# Task description
Report every line below that has the string "apply" in it.

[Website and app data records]

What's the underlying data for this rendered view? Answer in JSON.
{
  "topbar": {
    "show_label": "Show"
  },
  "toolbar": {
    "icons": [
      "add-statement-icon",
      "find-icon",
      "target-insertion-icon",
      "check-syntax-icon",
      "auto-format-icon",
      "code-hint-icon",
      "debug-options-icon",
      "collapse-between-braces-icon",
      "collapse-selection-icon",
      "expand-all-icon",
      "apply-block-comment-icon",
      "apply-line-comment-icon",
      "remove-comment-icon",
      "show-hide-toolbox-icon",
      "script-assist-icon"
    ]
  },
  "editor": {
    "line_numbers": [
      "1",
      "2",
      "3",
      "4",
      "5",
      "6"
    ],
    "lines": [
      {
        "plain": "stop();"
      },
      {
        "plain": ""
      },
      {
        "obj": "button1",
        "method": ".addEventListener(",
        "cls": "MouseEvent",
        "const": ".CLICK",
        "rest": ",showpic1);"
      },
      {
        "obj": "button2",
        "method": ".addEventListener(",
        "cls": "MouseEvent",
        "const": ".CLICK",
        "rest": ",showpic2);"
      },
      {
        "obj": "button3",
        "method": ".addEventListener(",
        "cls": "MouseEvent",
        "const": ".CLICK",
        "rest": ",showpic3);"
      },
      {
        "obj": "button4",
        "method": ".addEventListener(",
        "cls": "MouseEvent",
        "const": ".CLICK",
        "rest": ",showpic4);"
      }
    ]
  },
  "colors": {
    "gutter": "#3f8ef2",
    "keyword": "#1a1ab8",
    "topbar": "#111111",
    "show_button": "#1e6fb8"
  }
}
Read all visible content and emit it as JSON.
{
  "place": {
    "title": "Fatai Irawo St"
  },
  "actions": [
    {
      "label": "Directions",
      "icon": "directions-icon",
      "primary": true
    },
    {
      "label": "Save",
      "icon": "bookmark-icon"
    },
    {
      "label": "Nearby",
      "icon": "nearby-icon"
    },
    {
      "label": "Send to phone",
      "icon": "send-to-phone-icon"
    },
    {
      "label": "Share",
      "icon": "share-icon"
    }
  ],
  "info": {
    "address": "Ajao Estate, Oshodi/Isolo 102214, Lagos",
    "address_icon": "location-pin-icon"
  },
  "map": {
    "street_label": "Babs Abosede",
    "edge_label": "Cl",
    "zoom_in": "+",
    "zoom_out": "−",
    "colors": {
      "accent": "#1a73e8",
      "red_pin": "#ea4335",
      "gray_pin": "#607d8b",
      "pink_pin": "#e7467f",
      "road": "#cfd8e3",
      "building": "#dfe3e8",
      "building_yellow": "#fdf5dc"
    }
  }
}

# Solution
      "apply-block-comment-icon",
      "apply-line-comment-icon",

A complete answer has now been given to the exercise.